What is needed: For every line in the records that has the word "title", make a copy.

BEGIN Available data

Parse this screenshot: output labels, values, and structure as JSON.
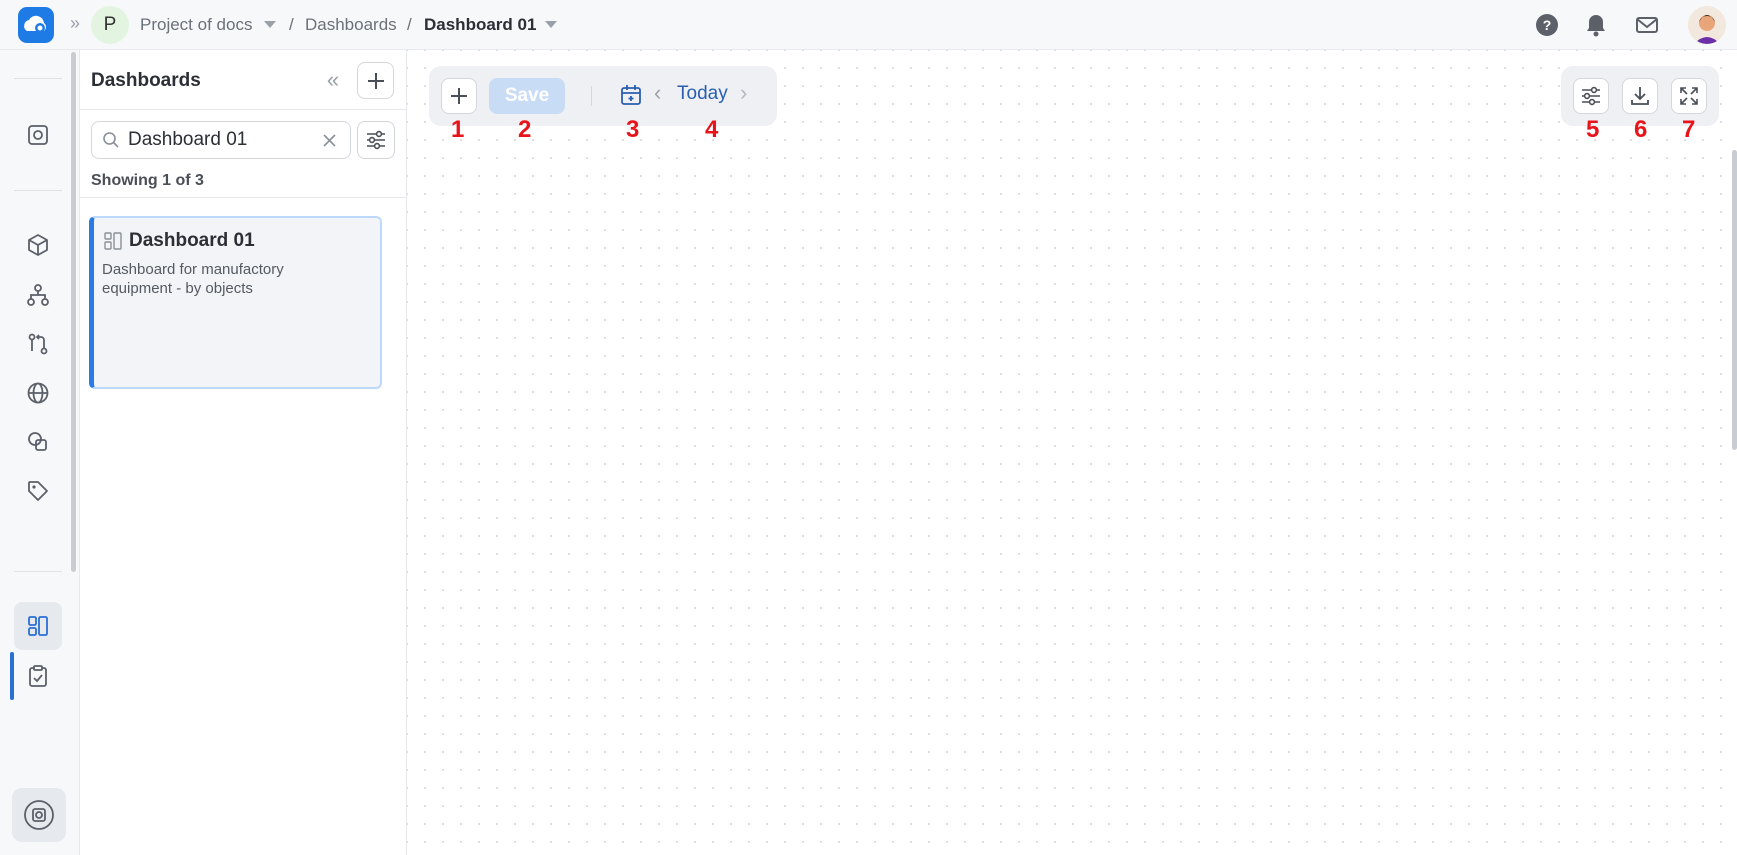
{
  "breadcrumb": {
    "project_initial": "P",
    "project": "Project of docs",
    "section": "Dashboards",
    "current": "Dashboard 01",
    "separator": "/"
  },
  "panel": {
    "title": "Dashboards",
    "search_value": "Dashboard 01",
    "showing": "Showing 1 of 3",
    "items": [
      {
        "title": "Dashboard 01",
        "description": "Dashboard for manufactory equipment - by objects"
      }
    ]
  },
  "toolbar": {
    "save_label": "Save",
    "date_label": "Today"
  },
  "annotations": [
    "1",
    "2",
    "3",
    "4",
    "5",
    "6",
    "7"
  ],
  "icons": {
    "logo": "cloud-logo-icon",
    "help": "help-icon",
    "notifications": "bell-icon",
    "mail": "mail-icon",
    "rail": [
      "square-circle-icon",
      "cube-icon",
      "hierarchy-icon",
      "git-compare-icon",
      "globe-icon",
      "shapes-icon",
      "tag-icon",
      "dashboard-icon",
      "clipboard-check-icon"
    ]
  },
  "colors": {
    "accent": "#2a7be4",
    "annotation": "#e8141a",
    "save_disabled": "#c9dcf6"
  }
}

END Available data

Answer area:
    "title": "Dashboards",
        "title": "Dashboard 01",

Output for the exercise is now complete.